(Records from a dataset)

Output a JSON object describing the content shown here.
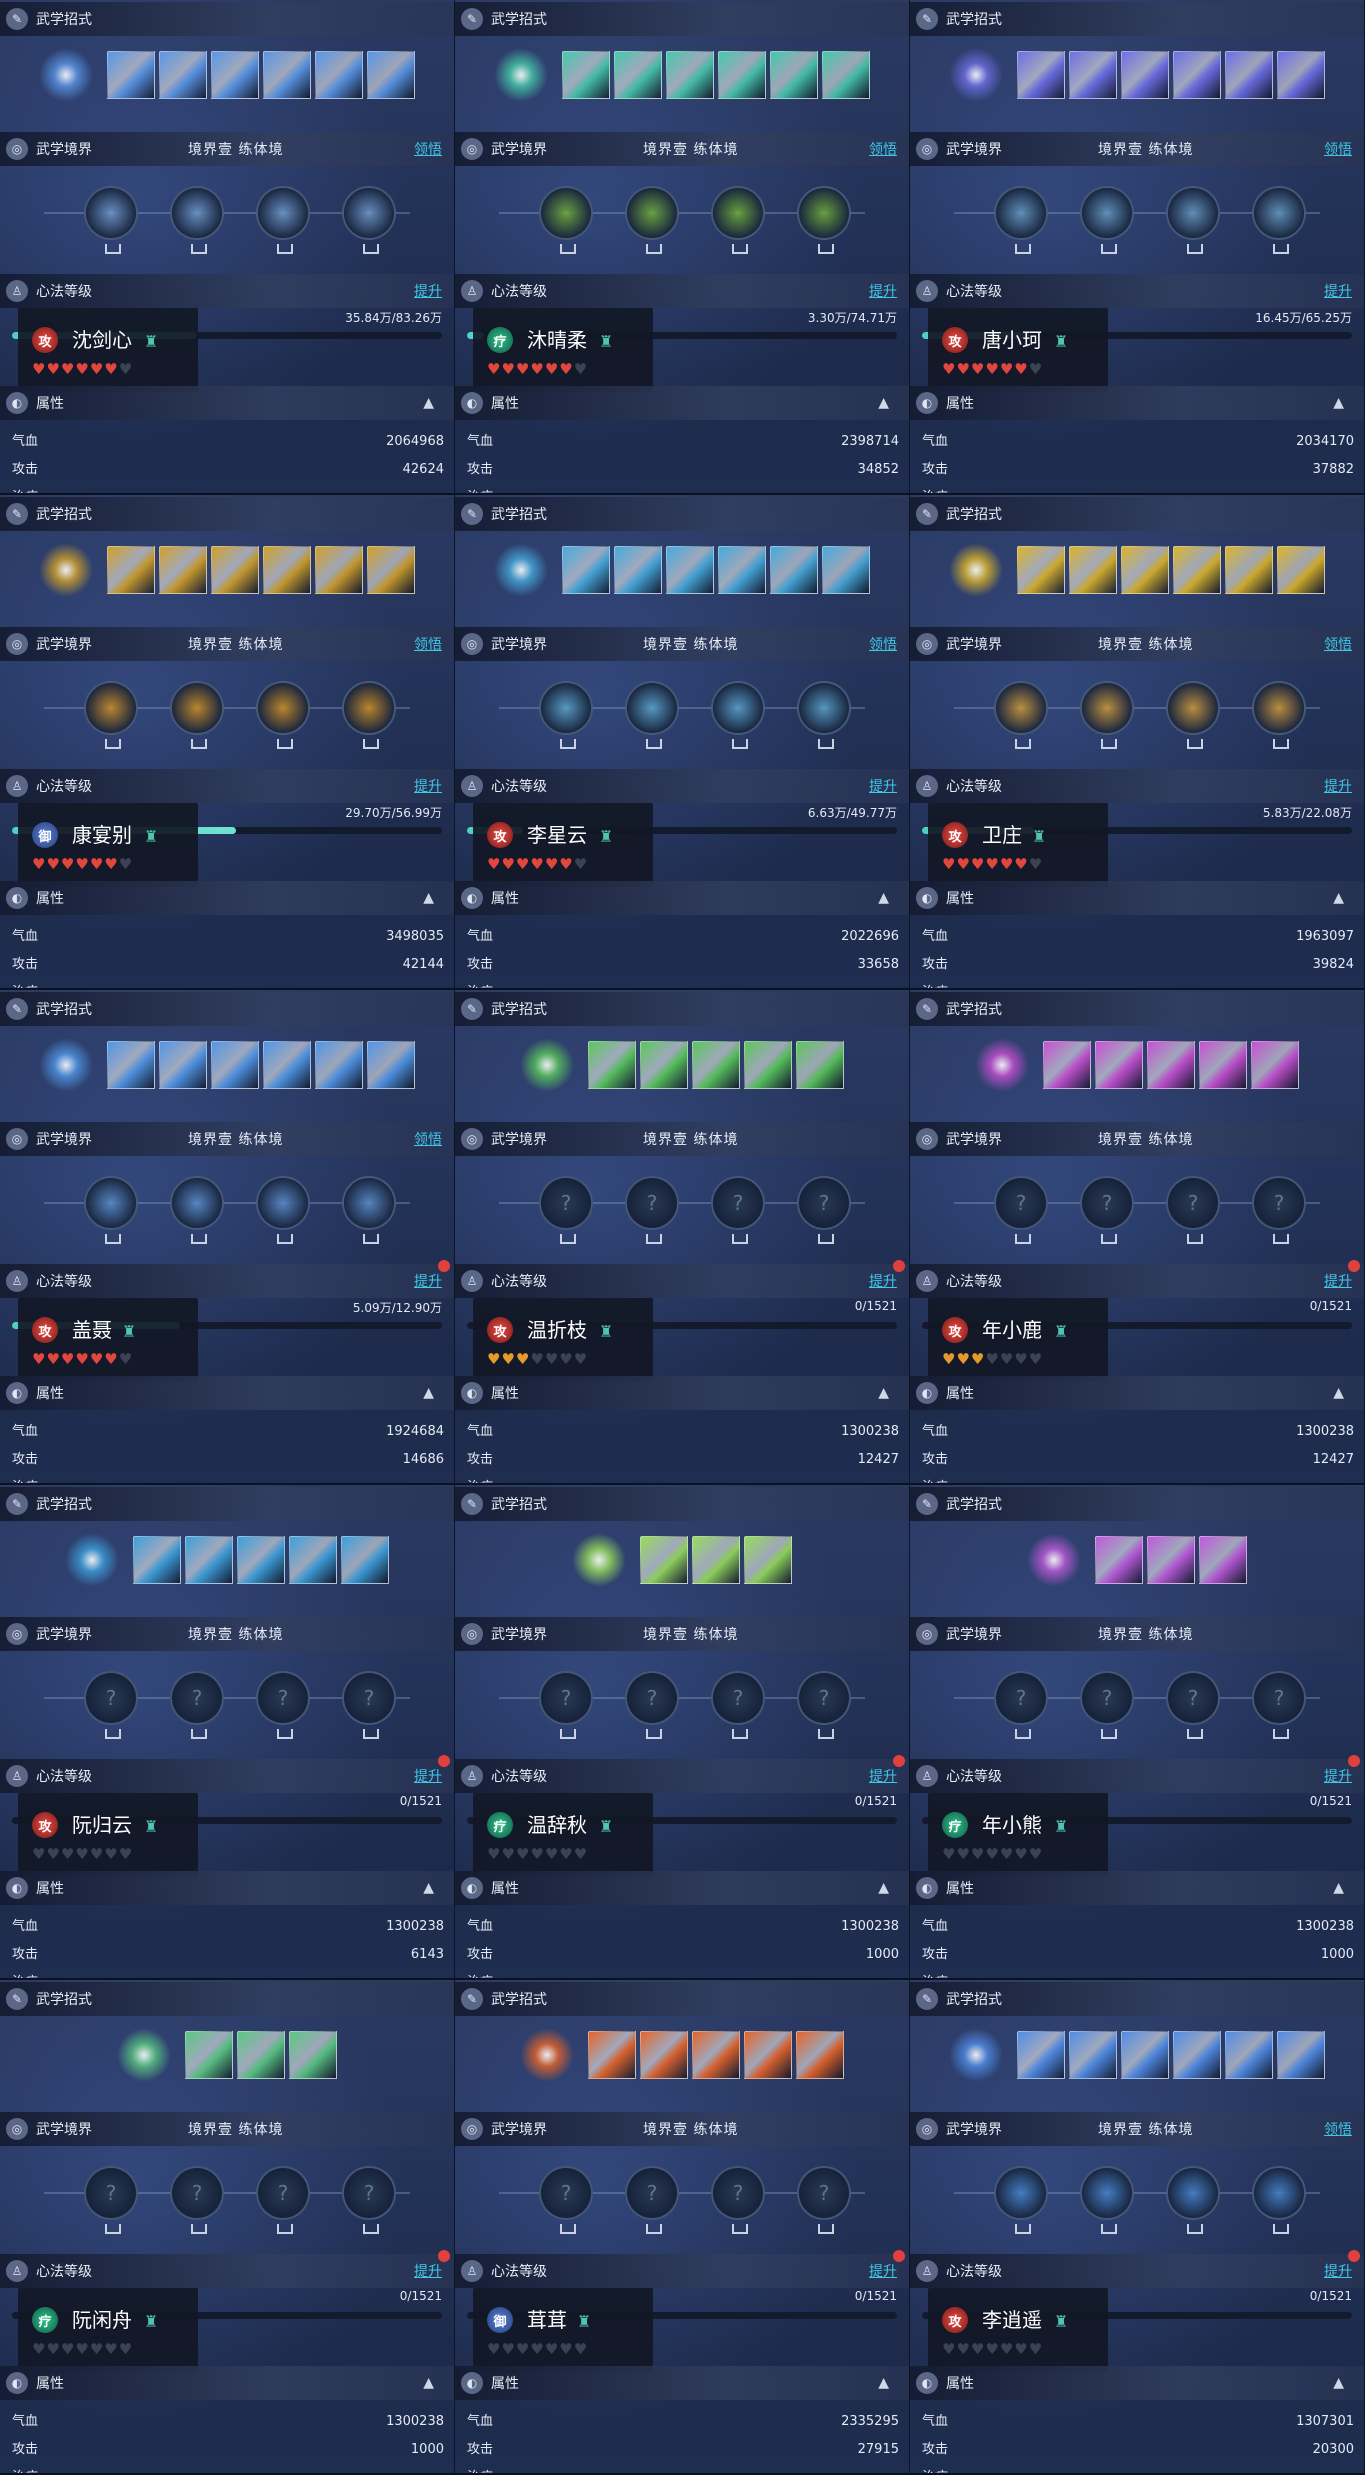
{
  "labels": {
    "skills": "武学招式",
    "realm": "武学境界",
    "realm_stages": "境界壹  练体境",
    "comprehend": "领悟",
    "mind": "心法等级",
    "upgrade": "提升",
    "attr": "属性",
    "hp": "气血",
    "atk": "攻击",
    "cut": "治疗"
  },
  "panels": [
    {
      "name": "沈剑心",
      "role": "攻",
      "role_type": "atk",
      "hearts": "red6",
      "xp_text": "35.84万/83.26万",
      "xp": 0.43,
      "hp": "2064968",
      "atk": "42624",
      "color": "90,150,230",
      "skills": 6,
      "realm_lit": true,
      "comprehend": true,
      "upgrade_dot": false,
      "node_color": "110,150,200"
    },
    {
      "name": "沐晴柔",
      "role": "疗",
      "role_type": "heal",
      "hearts": "red6",
      "xp_text": "3.30万/74.71万",
      "xp": 0.04,
      "hp": "2398714",
      "atk": "34852",
      "color": "70,200,170",
      "skills": 6,
      "realm_lit": true,
      "comprehend": true,
      "upgrade_dot": false,
      "node_color": "110,170,60"
    },
    {
      "name": "唐小珂",
      "role": "攻",
      "role_type": "atk",
      "hearts": "red6",
      "xp_text": "16.45万/65.25万",
      "xp": 0.25,
      "hp": "2034170",
      "atk": "37882",
      "color": "110,110,230",
      "skills": 6,
      "realm_lit": true,
      "comprehend": true,
      "upgrade_dot": false,
      "node_color": "100,150,190"
    },
    {
      "name": "康宴别",
      "role": "御",
      "role_type": "def",
      "hearts": "red6",
      "xp_text": "29.70万/56.99万",
      "xp": 0.52,
      "hp": "3498035",
      "atk": "42144",
      "color": "210,160,40",
      "skills": 6,
      "realm_lit": true,
      "comprehend": true,
      "upgrade_dot": false,
      "node_color": "200,140,40"
    },
    {
      "name": "李星云",
      "role": "攻",
      "role_type": "atk",
      "hearts": "red6",
      "xp_text": "6.63万/49.77万",
      "xp": 0.13,
      "hp": "2022696",
      "atk": "33658",
      "color": "70,170,220",
      "skills": 6,
      "realm_lit": true,
      "comprehend": true,
      "upgrade_dot": false,
      "node_color": "90,160,200"
    },
    {
      "name": "卫庄",
      "role": "攻",
      "role_type": "atk",
      "hearts": "red6",
      "xp_text": "5.83万/22.08万",
      "xp": 0.26,
      "hp": "1963097",
      "atk": "39824",
      "color": "220,180,40",
      "skills": 6,
      "realm_lit": true,
      "comprehend": true,
      "upgrade_dot": false,
      "node_color": "200,150,60"
    },
    {
      "name": "盖聂",
      "role": "攻",
      "role_type": "atk",
      "hearts": "red6",
      "xp_text": "5.09万/12.90万",
      "xp": 0.39,
      "hp": "1924684",
      "atk": "14686",
      "color": "80,150,230",
      "skills": 6,
      "realm_lit": true,
      "comprehend": true,
      "upgrade_dot": true,
      "node_color": "90,140,200"
    },
    {
      "name": "温折枝",
      "role": "攻",
      "role_type": "atk",
      "hearts": "gold3",
      "xp_text": "0/1521",
      "xp": 0,
      "hp": "1300238",
      "atk": "12427",
      "color": "90,200,90",
      "skills": 5,
      "realm_lit": false,
      "comprehend": false,
      "upgrade_dot": true,
      "node_color": "80,120,120"
    },
    {
      "name": "年小鹿",
      "role": "攻",
      "role_type": "atk",
      "hearts": "gold3",
      "xp_text": "0/1521",
      "xp": 0,
      "hp": "1300238",
      "atk": "12427",
      "color": "200,80,210",
      "skills": 5,
      "realm_lit": false,
      "comprehend": false,
      "upgrade_dot": true,
      "node_color": "80,120,120"
    },
    {
      "name": "阮归云",
      "role": "攻",
      "role_type": "atk",
      "hearts": "off",
      "xp_text": "0/1521",
      "xp": 0,
      "hp": "1300238",
      "atk": "6143",
      "color": "60,160,220",
      "skills": 5,
      "realm_lit": false,
      "comprehend": false,
      "upgrade_dot": true,
      "node_color": "80,120,120"
    },
    {
      "name": "温辞秋",
      "role": "疗",
      "role_type": "heal",
      "hearts": "off",
      "xp_text": "0/1521",
      "xp": 0,
      "hp": "1300238",
      "atk": "1000",
      "color": "150,220,90",
      "skills": 3,
      "realm_lit": false,
      "comprehend": false,
      "upgrade_dot": true,
      "node_color": "80,120,120"
    },
    {
      "name": "年小熊",
      "role": "疗",
      "role_type": "heal",
      "hearts": "off",
      "xp_text": "0/1521",
      "xp": 0,
      "hp": "1300238",
      "atk": "1000",
      "color": "190,90,220",
      "skills": 3,
      "realm_lit": false,
      "comprehend": false,
      "upgrade_dot": true,
      "node_color": "80,120,120"
    },
    {
      "name": "阮闲舟",
      "role": "疗",
      "role_type": "heal",
      "hearts": "off",
      "xp_text": "0/1521",
      "xp": 0,
      "hp": "1300238",
      "atk": "1000",
      "color": "90,200,130",
      "skills": 3,
      "realm_lit": false,
      "comprehend": false,
      "upgrade_dot": true,
      "node_color": "80,120,120"
    },
    {
      "name": "茸茸",
      "role": "御",
      "role_type": "def",
      "hearts": "off",
      "xp_text": "0/1521",
      "xp": 0,
      "hp": "2335295",
      "atk": "27915",
      "color": "230,100,40",
      "skills": 5,
      "realm_lit": false,
      "comprehend": false,
      "upgrade_dot": true,
      "node_color": "80,120,120"
    },
    {
      "name": "李逍遥",
      "role": "攻",
      "role_type": "atk",
      "hearts": "off",
      "xp_text": "0/1521",
      "xp": 0,
      "hp": "1307301",
      "atk": "20300",
      "color": "80,140,230",
      "skills": 6,
      "realm_lit": true,
      "comprehend": true,
      "upgrade_dot": true,
      "node_color": "70,130,200"
    }
  ]
}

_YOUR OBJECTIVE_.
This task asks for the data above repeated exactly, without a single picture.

_WRITTEN ANSWER_.
Output a JSON object describing the content shown here.
{
  "labels": {
    "skills": "武学招式",
    "realm": "武学境界",
    "realm_stages": "境界壹  练体境",
    "comprehend": "领悟",
    "mind": "心法等级",
    "upgrade": "提升",
    "attr": "属性",
    "hp": "气血",
    "atk": "攻击",
    "cut": "治疗"
  },
  "panels": [
    {
      "name": "沈剑心",
      "role": "攻",
      "role_type": "atk",
      "hearts": "red6",
      "xp_text": "35.84万/83.26万",
      "xp": 0.43,
      "hp": "2064968",
      "atk": "42624",
      "color": "90,150,230",
      "skills": 6,
      "realm_lit": true,
      "comprehend": true,
      "upgrade_dot": false,
      "node_color": "110,150,200"
    },
    {
      "name": "沐晴柔",
      "role": "疗",
      "role_type": "heal",
      "hearts": "red6",
      "xp_text": "3.30万/74.71万",
      "xp": 0.04,
      "hp": "2398714",
      "atk": "34852",
      "color": "70,200,170",
      "skills": 6,
      "realm_lit": true,
      "comprehend": true,
      "upgrade_dot": false,
      "node_color": "110,170,60"
    },
    {
      "name": "唐小珂",
      "role": "攻",
      "role_type": "atk",
      "hearts": "red6",
      "xp_text": "16.45万/65.25万",
      "xp": 0.25,
      "hp": "2034170",
      "atk": "37882",
      "color": "110,110,230",
      "skills": 6,
      "realm_lit": true,
      "comprehend": true,
      "upgrade_dot": false,
      "node_color": "100,150,190"
    },
    {
      "name": "康宴别",
      "role": "御",
      "role_type": "def",
      "hearts": "red6",
      "xp_text": "29.70万/56.99万",
      "xp": 0.52,
      "hp": "3498035",
      "atk": "42144",
      "color": "210,160,40",
      "skills": 6,
      "realm_lit": true,
      "comprehend": true,
      "upgrade_dot": false,
      "node_color": "200,140,40"
    },
    {
      "name": "李星云",
      "role": "攻",
      "role_type": "atk",
      "hearts": "red6",
      "xp_text": "6.63万/49.77万",
      "xp": 0.13,
      "hp": "2022696",
      "atk": "33658",
      "color": "70,170,220",
      "skills": 6,
      "realm_lit": true,
      "comprehend": true,
      "upgrade_dot": false,
      "node_color": "90,160,200"
    },
    {
      "name": "卫庄",
      "role": "攻",
      "role_type": "atk",
      "hearts": "red6",
      "xp_text": "5.83万/22.08万",
      "xp": 0.26,
      "hp": "1963097",
      "atk": "39824",
      "color": "220,180,40",
      "skills": 6,
      "realm_lit": true,
      "comprehend": true,
      "upgrade_dot": false,
      "node_color": "200,150,60"
    },
    {
      "name": "盖聂",
      "role": "攻",
      "role_type": "atk",
      "hearts": "red6",
      "xp_text": "5.09万/12.90万",
      "xp": 0.39,
      "hp": "1924684",
      "atk": "14686",
      "color": "80,150,230",
      "skills": 6,
      "realm_lit": true,
      "comprehend": true,
      "upgrade_dot": true,
      "node_color": "90,140,200"
    },
    {
      "name": "温折枝",
      "role": "攻",
      "role_type": "atk",
      "hearts": "gold3",
      "xp_text": "0/1521",
      "xp": 0,
      "hp": "1300238",
      "atk": "12427",
      "color": "90,200,90",
      "skills": 5,
      "realm_lit": false,
      "comprehend": false,
      "upgrade_dot": true,
      "node_color": "80,120,120"
    },
    {
      "name": "年小鹿",
      "role": "攻",
      "role_type": "atk",
      "hearts": "gold3",
      "xp_text": "0/1521",
      "xp": 0,
      "hp": "1300238",
      "atk": "12427",
      "color": "200,80,210",
      "skills": 5,
      "realm_lit": false,
      "comprehend": false,
      "upgrade_dot": true,
      "node_color": "80,120,120"
    },
    {
      "name": "阮归云",
      "role": "攻",
      "role_type": "atk",
      "hearts": "off",
      "xp_text": "0/1521",
      "xp": 0,
      "hp": "1300238",
      "atk": "6143",
      "color": "60,160,220",
      "skills": 5,
      "realm_lit": false,
      "comprehend": false,
      "upgrade_dot": true,
      "node_color": "80,120,120"
    },
    {
      "name": "温辞秋",
      "role": "疗",
      "role_type": "heal",
      "hearts": "off",
      "xp_text": "0/1521",
      "xp": 0,
      "hp": "1300238",
      "atk": "1000",
      "color": "150,220,90",
      "skills": 3,
      "realm_lit": false,
      "comprehend": false,
      "upgrade_dot": true,
      "node_color": "80,120,120"
    },
    {
      "name": "年小熊",
      "role": "疗",
      "role_type": "heal",
      "hearts": "off",
      "xp_text": "0/1521",
      "xp": 0,
      "hp": "1300238",
      "atk": "1000",
      "color": "190,90,220",
      "skills": 3,
      "realm_lit": false,
      "comprehend": false,
      "upgrade_dot": true,
      "node_color": "80,120,120"
    },
    {
      "name": "阮闲舟",
      "role": "疗",
      "role_type": "heal",
      "hearts": "off",
      "xp_text": "0/1521",
      "xp": 0,
      "hp": "1300238",
      "atk": "1000",
      "color": "90,200,130",
      "skills": 3,
      "realm_lit": false,
      "comprehend": false,
      "upgrade_dot": true,
      "node_color": "80,120,120"
    },
    {
      "name": "茸茸",
      "role": "御",
      "role_type": "def",
      "hearts": "off",
      "xp_text": "0/1521",
      "xp": 0,
      "hp": "2335295",
      "atk": "27915",
      "color": "230,100,40",
      "skills": 5,
      "realm_lit": false,
      "comprehend": false,
      "upgrade_dot": true,
      "node_color": "80,120,120"
    },
    {
      "name": "李逍遥",
      "role": "攻",
      "role_type": "atk",
      "hearts": "off",
      "xp_text": "0/1521",
      "xp": 0,
      "hp": "1307301",
      "atk": "20300",
      "color": "80,140,230",
      "skills": 6,
      "realm_lit": true,
      "comprehend": true,
      "upgrade_dot": true,
      "node_color": "70,130,200"
    }
  ]
}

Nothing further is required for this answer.